(Data for processing)
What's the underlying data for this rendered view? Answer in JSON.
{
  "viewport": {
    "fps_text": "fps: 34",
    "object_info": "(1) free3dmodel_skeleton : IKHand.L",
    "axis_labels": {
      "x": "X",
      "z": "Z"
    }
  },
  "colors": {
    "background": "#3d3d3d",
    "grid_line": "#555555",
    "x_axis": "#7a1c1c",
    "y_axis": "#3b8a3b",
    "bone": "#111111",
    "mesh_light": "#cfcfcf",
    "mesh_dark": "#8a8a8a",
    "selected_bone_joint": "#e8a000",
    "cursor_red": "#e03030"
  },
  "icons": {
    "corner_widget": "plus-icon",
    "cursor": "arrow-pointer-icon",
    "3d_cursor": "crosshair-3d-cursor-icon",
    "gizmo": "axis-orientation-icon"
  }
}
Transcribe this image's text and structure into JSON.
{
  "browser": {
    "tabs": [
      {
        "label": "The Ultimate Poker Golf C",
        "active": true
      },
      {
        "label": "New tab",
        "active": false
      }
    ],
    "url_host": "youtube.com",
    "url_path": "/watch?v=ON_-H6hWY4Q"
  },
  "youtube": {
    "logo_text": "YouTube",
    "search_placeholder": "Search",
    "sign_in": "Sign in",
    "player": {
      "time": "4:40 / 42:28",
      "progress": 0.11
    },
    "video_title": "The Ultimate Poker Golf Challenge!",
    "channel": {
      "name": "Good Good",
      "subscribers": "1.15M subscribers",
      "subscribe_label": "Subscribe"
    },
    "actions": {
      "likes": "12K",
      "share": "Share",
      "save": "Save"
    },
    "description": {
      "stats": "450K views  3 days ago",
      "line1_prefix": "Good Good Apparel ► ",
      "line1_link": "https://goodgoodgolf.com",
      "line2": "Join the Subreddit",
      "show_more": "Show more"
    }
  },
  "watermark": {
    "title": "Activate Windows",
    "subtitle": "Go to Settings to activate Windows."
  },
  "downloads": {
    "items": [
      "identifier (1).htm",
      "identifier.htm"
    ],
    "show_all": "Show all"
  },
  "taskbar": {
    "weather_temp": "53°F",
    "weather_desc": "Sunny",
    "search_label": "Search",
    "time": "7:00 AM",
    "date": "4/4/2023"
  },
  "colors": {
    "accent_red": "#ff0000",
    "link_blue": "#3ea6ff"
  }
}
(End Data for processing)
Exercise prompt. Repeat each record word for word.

Worked solution.
What's the underlying data for this rendered view? Answer in JSON.
{
  "viewport": {
    "fps_text": "fps: 34",
    "object_info": "(1) free3dmodel_skeleton : IKHand.L",
    "axis_labels": {
      "x": "X",
      "z": "Z"
    }
  },
  "colors": {
    "background": "#3d3d3d",
    "grid_line": "#555555",
    "x_axis": "#7a1c1c",
    "y_axis": "#3b8a3b",
    "bone": "#111111",
    "mesh_light": "#cfcfcf",
    "mesh_dark": "#8a8a8a",
    "selected_bone_joint": "#e8a000",
    "cursor_red": "#e03030"
  },
  "icons": {
    "corner_widget": "plus-icon",
    "cursor": "arrow-pointer-icon",
    "3d_cursor": "crosshair-3d-cursor-icon",
    "gizmo": "axis-orientation-icon"
  }
}
Transcribe this image's text and structure into JSON.
{
  "browser": {
    "tabs": [
      {
        "label": "The Ultimate Poker Golf C",
        "active": true
      },
      {
        "label": "New tab",
        "active": false
      }
    ],
    "url_host": "youtube.com",
    "url_path": "/watch?v=ON_-H6hWY4Q"
  },
  "youtube": {
    "logo_text": "YouTube",
    "search_placeholder": "Search",
    "sign_in": "Sign in",
    "player": {
      "time": "4:40 / 42:28",
      "progress": 0.11
    },
    "video_title": "The Ultimate Poker Golf Challenge!",
    "channel": {
      "name": "Good Good",
      "subscribers": "1.15M subscribers",
      "subscribe_label": "Subscribe"
    },
    "actions": {
      "likes": "12K",
      "share": "Share",
      "save": "Save"
    },
    "description": {
      "stats": "450K views  3 days ago",
      "line1_prefix": "Good Good Apparel ► ",
      "line1_link": "https://goodgoodgolf.com",
      "line2": "Join the Subreddit",
      "show_more": "Show more"
    }
  },
  "watermark": {
    "title": "Activate Windows",
    "subtitle": "Go to Settings to activate Windows."
  },
  "downloads": {
    "items": [
      "identifier (1).htm",
      "identifier.htm"
    ],
    "show_all": "Show all"
  },
  "taskbar": {
    "weather_temp": "53°F",
    "weather_desc": "Sunny",
    "search_label": "Search",
    "time": "7:00 AM",
    "date": "4/4/2023"
  },
  "colors": {
    "accent_red": "#ff0000",
    "link_blue": "#3ea6ff"
  }
}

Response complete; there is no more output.